Alexis de Tocqueville was able to observe these competing political traditions and recognized how they would create conflict. For instance, the tradition of liberalism, which favors equality, was inherently at odds with ascriptive racism during the nineteenth century. At the same time, republicanism favored American expansion, so de Tocqueville was able to see how this would create conflicts between American settlers and Native Americans (De Tocqueville 57). These three political traditions are therefore at the heart of political discourse and policy in the United States, even to this day.

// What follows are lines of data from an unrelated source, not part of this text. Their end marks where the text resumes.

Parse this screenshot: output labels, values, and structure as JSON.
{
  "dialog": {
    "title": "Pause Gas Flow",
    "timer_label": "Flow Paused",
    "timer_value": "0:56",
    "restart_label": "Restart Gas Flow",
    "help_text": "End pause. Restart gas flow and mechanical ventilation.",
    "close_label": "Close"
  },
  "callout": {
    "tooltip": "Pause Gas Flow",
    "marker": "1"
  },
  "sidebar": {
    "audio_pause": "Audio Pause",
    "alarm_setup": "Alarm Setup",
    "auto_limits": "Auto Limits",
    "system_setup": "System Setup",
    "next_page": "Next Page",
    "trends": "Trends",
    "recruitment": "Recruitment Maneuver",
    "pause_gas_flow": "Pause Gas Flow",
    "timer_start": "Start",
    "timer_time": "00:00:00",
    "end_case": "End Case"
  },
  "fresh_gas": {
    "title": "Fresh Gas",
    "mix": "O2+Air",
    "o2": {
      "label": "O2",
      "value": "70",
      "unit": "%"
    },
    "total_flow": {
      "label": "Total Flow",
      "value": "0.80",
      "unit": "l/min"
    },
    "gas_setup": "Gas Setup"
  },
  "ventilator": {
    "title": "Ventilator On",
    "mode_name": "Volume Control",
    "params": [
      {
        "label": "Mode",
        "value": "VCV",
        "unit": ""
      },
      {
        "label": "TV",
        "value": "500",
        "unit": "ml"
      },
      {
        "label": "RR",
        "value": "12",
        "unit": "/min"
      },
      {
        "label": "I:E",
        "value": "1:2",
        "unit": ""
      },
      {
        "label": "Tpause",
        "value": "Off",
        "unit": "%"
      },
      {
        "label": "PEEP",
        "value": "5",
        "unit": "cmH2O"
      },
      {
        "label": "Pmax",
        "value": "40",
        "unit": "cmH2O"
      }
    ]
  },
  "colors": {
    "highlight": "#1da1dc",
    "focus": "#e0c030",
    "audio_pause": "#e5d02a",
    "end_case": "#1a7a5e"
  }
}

In regard to the political landscape of today, we can see how multiple traditions theory can be applied in regard to which ideology holds power. Trump would represent an ascriptive ideology based on an anti-establishment, anti-corruption platform while also appealing to American nationalism (Cha 84). This would be in contrast to liberalism, as embodied by the Democratic party, and traditional republicanism. Even though Trump ran as a Republican, he was largely rejected by Republican leaders, including the most recent Republican president before him, George W. Bush (Jacobson 37). Ideologically speaking, Trump is much closer to an ascriptive ideology rather than sharing the values of republicanism as embodied by the Republican party. This shift is also the result of what has been deemed by many as mediocre or ineffective government in the most recent administrations, due to a fairly stagnant economy, which compelled Americans to pursue a new tradition.
- Cha, Taesuh. “The Return of Jacksonianism: the International Implications of the Trump Phenomenon.” The Washington Quarterly 39.4 (2016): 83-97.
- De Tocqueville, Alexis. Democracy in America. Regnery Publishing, 2003.
- Jacobson, Gary C. “The Triumph of polarized partisanship in 2016: Donald Trump’s improbable victory.” Political Science Quarterly 132.1 (2017): 9-42.